Items from an interface collection

BEGIN

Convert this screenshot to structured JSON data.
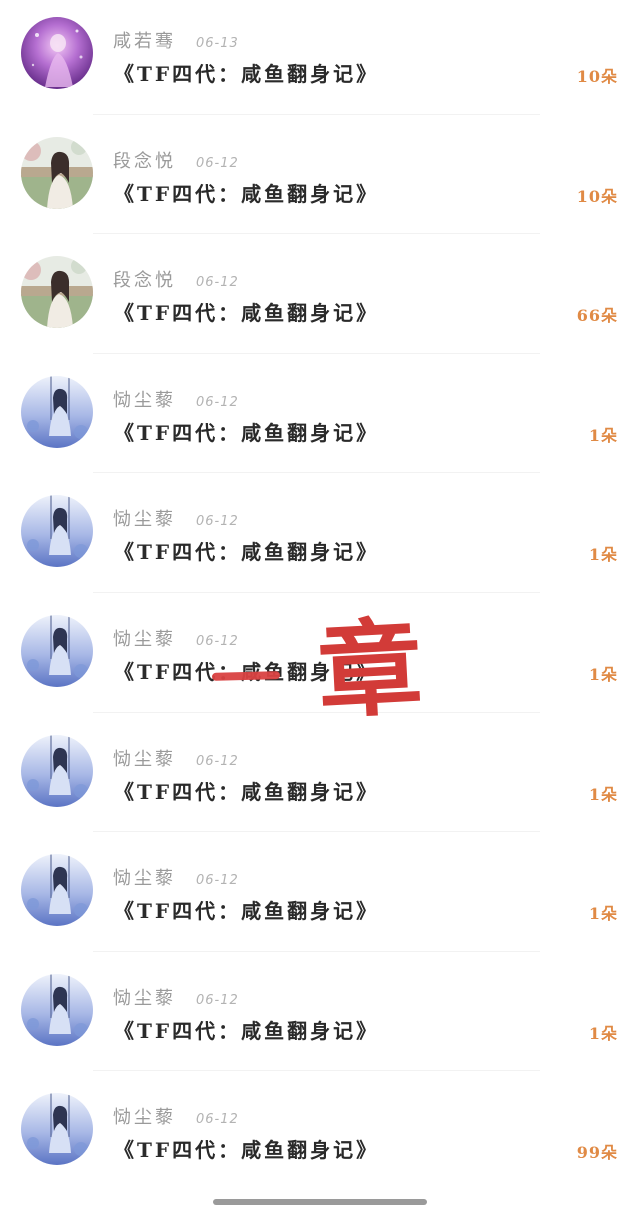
{
  "list": {
    "items": [
      {
        "name": "咸若骞",
        "date": "06-13",
        "title": "《TF四代：咸鱼翻身记》",
        "count": "10朵",
        "avatar": "purple-fantasy-avatar"
      },
      {
        "name": "段念悦",
        "date": "06-12",
        "title": "《TF四代：咸鱼翻身记》",
        "count": "10朵",
        "avatar": "garden-girl-avatar"
      },
      {
        "name": "段念悦",
        "date": "06-12",
        "title": "《TF四代：咸鱼翻身记》",
        "count": "66朵",
        "avatar": "garden-girl-avatar"
      },
      {
        "name": "恸尘藜",
        "date": "06-12",
        "title": "《TF四代：咸鱼翻身记》",
        "count": "1朵",
        "avatar": "blue-swing-girl-avatar"
      },
      {
        "name": "恸尘藜",
        "date": "06-12",
        "title": "《TF四代：咸鱼翻身记》",
        "count": "1朵",
        "avatar": "blue-swing-girl-avatar"
      },
      {
        "name": "恸尘藜",
        "date": "06-12",
        "title": "《TF四代：咸鱼翻身记》",
        "count": "1朵",
        "avatar": "blue-swing-girl-avatar"
      },
      {
        "name": "恸尘藜",
        "date": "06-12",
        "title": "《TF四代：咸鱼翻身记》",
        "count": "1朵",
        "avatar": "blue-swing-girl-avatar"
      },
      {
        "name": "恸尘藜",
        "date": "06-12",
        "title": "《TF四代：咸鱼翻身记》",
        "count": "1朵",
        "avatar": "blue-swing-girl-avatar"
      },
      {
        "name": "恸尘藜",
        "date": "06-12",
        "title": "《TF四代：咸鱼翻身记》",
        "count": "1朵",
        "avatar": "blue-swing-girl-avatar"
      },
      {
        "name": "恸尘藜",
        "date": "06-12",
        "title": "《TF四代：咸鱼翻身记》",
        "count": "99朵",
        "avatar": "blue-swing-girl-avatar"
      }
    ]
  },
  "overlay": {
    "handwritten_text": "一章",
    "strike_char": "一",
    "big_char": "章"
  },
  "colors": {
    "count_accent": "#e08a45",
    "overlay_red": "#d23b38",
    "name_gray": "#9a9a9a",
    "title_dark": "#2a2a2a"
  }
}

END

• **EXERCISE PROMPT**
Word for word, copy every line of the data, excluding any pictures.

• **OUTPUT BELOW**
Convert this screenshot to structured JSON data.
{
  "list": {
    "items": [
      {
        "name": "咸若骞",
        "date": "06-13",
        "title": "《TF四代：咸鱼翻身记》",
        "count": "10朵",
        "avatar": "purple-fantasy-avatar"
      },
      {
        "name": "段念悦",
        "date": "06-12",
        "title": "《TF四代：咸鱼翻身记》",
        "count": "10朵",
        "avatar": "garden-girl-avatar"
      },
      {
        "name": "段念悦",
        "date": "06-12",
        "title": "《TF四代：咸鱼翻身记》",
        "count": "66朵",
        "avatar": "garden-girl-avatar"
      },
      {
        "name": "恸尘藜",
        "date": "06-12",
        "title": "《TF四代：咸鱼翻身记》",
        "count": "1朵",
        "avatar": "blue-swing-girl-avatar"
      },
      {
        "name": "恸尘藜",
        "date": "06-12",
        "title": "《TF四代：咸鱼翻身记》",
        "count": "1朵",
        "avatar": "blue-swing-girl-avatar"
      },
      {
        "name": "恸尘藜",
        "date": "06-12",
        "title": "《TF四代：咸鱼翻身记》",
        "count": "1朵",
        "avatar": "blue-swing-girl-avatar"
      },
      {
        "name": "恸尘藜",
        "date": "06-12",
        "title": "《TF四代：咸鱼翻身记》",
        "count": "1朵",
        "avatar": "blue-swing-girl-avatar"
      },
      {
        "name": "恸尘藜",
        "date": "06-12",
        "title": "《TF四代：咸鱼翻身记》",
        "count": "1朵",
        "avatar": "blue-swing-girl-avatar"
      },
      {
        "name": "恸尘藜",
        "date": "06-12",
        "title": "《TF四代：咸鱼翻身记》",
        "count": "1朵",
        "avatar": "blue-swing-girl-avatar"
      },
      {
        "name": "恸尘藜",
        "date": "06-12",
        "title": "《TF四代：咸鱼翻身记》",
        "count": "99朵",
        "avatar": "blue-swing-girl-avatar"
      }
    ]
  },
  "overlay": {
    "handwritten_text": "一章",
    "strike_char": "一",
    "big_char": "章"
  },
  "colors": {
    "count_accent": "#e08a45",
    "overlay_red": "#d23b38",
    "name_gray": "#9a9a9a",
    "title_dark": "#2a2a2a"
  }
}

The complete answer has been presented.